The thought of your child not being able to breathe can be terrifying. While there is no cure for asthma, there are many ways to treat it and help your child manage their symptoms. Let’s explore some of the most important things you can do to help your child breathe easier.
Work With a Doctor
This is not a DIY project. The most important thing you can do is to work with your child’s doctor to create a treatment plan that is right for them. Depending on the severity of your child’s asthma, this may include daily medications and rescue inhalers for when they have an asthma attack and a written asthma action plan. Be sure to follow your child’s treatment plan exactly as prescribed and keep track of their symptoms. This will help you and your child’s doctor know what is working and what needs to be changed.
Monitor potential side effects closely. Inhalers, while being the most common form of asthma treatment, can sometimes cause thrush in the mouth or throat. If you notice your child’s mouth is sore or they are having trouble swallowing, tell their doctor right away.
Reduce Their Asthma Triggers
Pay attention to environmental triggers. Dust mites, animal dander, smoke, pollution, and changes in weather can all trigger asthma attacks. Close observation and notes will be critical in this situation, as every asthma patient reacts differently to different triggers. Extreme temperatures in either direction can cause severe asthma, so try to distinguish your child’s comfort zone and do your best to keep them within it. Be sure to have heating maintenance done before winter to make sure that your system is ready to maintain ideal temperatures and potentially have duct work cleaned. Temperature aside, a dirty HVAC system can harbor mold, dust, and other allergens that can trigger asthma attacks.

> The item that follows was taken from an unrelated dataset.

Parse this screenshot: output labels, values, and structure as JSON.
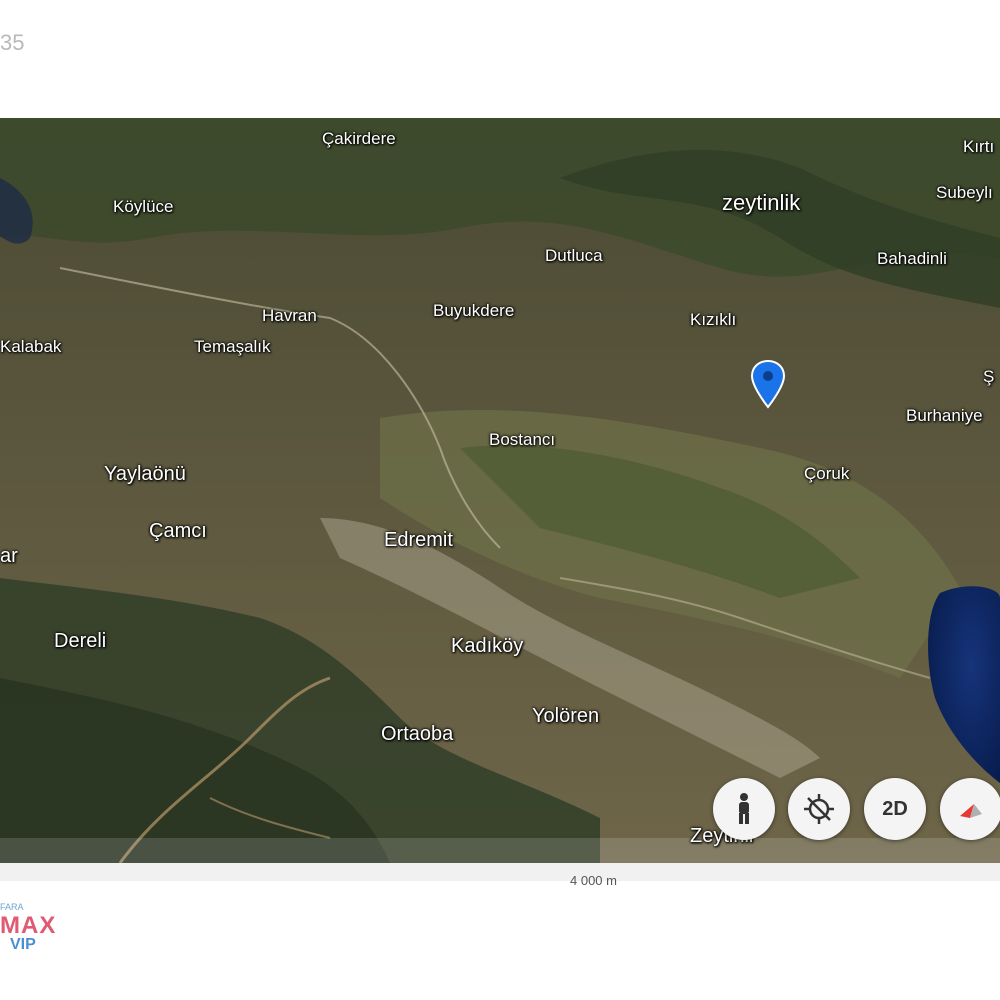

Avoid Getting Sick
It’s also important to avoid sick people when possible, as respiratory infections are a common trigger for asthma attacks. If your child does get sick, make sure to watch them closely and give them their medication as prescribed by their doctor. Remember, if your child’s sinuses are congested, their mouth is their only way to breathe. So, if they are having trouble breathing through their nose, use a nebulizer or have them take a few puffs from their rescue inhaler, especially when the air is cold.

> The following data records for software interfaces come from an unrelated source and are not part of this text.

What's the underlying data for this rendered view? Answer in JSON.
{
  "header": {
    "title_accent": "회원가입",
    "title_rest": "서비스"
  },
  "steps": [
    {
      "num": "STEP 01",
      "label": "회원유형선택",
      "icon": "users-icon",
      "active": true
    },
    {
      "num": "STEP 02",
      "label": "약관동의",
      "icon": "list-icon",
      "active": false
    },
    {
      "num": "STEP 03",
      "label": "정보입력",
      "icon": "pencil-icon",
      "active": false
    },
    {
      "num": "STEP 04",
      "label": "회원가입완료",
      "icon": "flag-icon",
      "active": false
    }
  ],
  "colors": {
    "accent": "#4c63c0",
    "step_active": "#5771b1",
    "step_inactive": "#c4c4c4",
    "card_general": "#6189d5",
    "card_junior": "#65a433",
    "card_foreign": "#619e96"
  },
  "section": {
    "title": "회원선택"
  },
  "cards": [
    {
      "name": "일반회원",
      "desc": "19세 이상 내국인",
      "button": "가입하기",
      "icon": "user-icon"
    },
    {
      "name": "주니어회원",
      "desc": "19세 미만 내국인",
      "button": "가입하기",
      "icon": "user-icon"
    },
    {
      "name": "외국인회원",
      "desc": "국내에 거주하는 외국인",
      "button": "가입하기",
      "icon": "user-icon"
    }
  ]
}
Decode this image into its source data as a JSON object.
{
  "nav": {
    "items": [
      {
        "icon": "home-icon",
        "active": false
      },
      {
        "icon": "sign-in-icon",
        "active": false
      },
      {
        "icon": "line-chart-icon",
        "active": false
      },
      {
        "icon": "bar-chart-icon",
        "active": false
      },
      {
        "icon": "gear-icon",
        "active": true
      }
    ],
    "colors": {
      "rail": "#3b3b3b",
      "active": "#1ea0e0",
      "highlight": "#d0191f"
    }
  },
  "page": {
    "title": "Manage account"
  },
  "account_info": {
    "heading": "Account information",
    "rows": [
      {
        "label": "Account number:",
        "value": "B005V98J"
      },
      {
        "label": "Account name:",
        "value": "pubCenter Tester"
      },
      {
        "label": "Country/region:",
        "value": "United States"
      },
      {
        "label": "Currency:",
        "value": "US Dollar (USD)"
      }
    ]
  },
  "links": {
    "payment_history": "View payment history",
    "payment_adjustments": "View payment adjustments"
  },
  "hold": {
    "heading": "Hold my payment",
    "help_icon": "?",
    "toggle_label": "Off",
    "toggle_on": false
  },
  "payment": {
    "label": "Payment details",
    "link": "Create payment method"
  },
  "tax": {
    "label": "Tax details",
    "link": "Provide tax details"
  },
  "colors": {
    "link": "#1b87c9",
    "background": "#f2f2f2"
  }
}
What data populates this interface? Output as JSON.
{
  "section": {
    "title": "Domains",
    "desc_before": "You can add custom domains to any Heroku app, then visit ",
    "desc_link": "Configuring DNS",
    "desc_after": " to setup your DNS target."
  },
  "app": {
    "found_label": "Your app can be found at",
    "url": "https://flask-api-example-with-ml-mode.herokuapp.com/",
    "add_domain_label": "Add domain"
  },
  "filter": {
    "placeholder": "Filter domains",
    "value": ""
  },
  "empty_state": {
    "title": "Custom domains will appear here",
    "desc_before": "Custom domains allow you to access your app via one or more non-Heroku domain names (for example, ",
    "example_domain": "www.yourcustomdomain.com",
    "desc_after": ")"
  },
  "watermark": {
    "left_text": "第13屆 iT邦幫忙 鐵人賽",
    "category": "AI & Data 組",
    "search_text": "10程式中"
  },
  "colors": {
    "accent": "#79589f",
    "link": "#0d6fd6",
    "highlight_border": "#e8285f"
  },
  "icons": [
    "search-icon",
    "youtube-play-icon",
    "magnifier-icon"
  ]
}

Encourage Your Child to Be Active
Exercise is important for everyone, but it’s especially critical for asthmatics. Just because your child has asthma doesn’t mean they can’t be active. In fact, regular exercise can actually help to improve their asthma symptoms. Of course, you’ll want to avoid exercising in cold weather or when the air quality is poor. But, as long as you take precautions, there’s no reason your child can’t lead a normal, active life.
The inability to breathe is frightening for people of all ages. Having a good plan, and taking the right precautions will help lessen the occurances of asthma attacks and help your child live a life of few limitations.
By Meghan Belnap
Meghan Belnap is a freelance writer who enjoys spending time with her family. She loves being outdoors and researching new topics that help to expand her horizons. You can often find her buried in a good book or out looking for an adventure. You can connect with her on Facebook right here and Twitter right here.